You know how it is. You’re staying in someone’s house. With half an hour to kill before bedtime, you pick up one of the books arranged around the spare room and idly leaf through it. This happened to me a month ago. Rather than “idly leaf” through the book, however, I got hooked on it and am now on the last few pages, having greedily devoured it (albeit at my normal snail’s pace) over the last month. (Fortunately, my host was my mother, who was only too pleased to see someone enjoying her book and for me to take it away with me.)
The book is The life and times of William IV by Anne Somerset.

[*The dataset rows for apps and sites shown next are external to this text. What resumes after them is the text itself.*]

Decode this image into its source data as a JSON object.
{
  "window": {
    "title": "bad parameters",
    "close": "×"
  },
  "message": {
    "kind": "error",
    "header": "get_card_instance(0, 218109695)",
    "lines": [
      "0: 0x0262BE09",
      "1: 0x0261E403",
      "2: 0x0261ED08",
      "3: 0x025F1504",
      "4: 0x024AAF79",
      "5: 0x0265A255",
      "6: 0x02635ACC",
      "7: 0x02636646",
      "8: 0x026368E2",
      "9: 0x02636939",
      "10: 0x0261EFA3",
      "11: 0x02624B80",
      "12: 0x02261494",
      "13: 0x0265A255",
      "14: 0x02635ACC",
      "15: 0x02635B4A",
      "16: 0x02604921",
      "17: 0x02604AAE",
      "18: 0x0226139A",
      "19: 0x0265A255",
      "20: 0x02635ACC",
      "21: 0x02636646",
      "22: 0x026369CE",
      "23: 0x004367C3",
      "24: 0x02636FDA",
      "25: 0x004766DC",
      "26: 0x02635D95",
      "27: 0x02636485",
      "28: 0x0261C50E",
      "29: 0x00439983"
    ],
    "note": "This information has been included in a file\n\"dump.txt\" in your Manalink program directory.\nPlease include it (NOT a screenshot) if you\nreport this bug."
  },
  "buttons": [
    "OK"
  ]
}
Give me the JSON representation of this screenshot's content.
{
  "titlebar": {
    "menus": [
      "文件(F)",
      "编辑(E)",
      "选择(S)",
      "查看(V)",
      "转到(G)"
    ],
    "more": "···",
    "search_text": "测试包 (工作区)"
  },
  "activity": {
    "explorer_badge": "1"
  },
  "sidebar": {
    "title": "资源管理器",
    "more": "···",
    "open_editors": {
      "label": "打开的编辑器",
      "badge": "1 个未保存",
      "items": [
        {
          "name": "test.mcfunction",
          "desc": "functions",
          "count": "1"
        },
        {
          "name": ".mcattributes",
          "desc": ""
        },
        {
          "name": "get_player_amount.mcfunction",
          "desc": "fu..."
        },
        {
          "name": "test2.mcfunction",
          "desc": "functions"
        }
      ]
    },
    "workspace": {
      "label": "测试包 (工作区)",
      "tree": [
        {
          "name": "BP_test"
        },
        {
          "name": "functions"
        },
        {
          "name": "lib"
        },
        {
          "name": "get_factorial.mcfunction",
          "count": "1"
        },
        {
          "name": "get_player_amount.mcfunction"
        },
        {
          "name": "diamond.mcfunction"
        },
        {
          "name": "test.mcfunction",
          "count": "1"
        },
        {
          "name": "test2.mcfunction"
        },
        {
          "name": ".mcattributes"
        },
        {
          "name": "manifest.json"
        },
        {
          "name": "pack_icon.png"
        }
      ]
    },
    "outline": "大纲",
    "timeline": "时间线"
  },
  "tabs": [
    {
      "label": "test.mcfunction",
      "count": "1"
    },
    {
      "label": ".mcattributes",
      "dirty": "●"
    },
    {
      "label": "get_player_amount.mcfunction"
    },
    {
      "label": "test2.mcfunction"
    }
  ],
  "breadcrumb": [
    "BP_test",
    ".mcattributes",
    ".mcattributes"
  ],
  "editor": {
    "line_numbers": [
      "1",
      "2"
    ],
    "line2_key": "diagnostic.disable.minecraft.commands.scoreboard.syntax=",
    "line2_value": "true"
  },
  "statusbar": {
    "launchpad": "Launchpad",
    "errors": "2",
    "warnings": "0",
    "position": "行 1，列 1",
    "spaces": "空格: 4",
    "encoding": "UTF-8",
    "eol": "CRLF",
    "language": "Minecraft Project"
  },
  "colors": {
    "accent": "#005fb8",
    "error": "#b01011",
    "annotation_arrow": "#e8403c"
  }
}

William IV had previously passed me by. But the book tells an enthralling tale of the naval life of William. He was not your usual royal. A breath of fresh air, one might say, who presided over the passing of the Great 1832 Reform Act, which heralded fairer representation across social classes and finally did away with most of the rotten and pocket boroughs. But (viewed from today) it is extraordinary that, before he became king, he enjoyed a life of quiet domesticity in Bushy park, Surrey with his mistress, famous comedic actress Mrs Jordan, and their ten illegitimate children.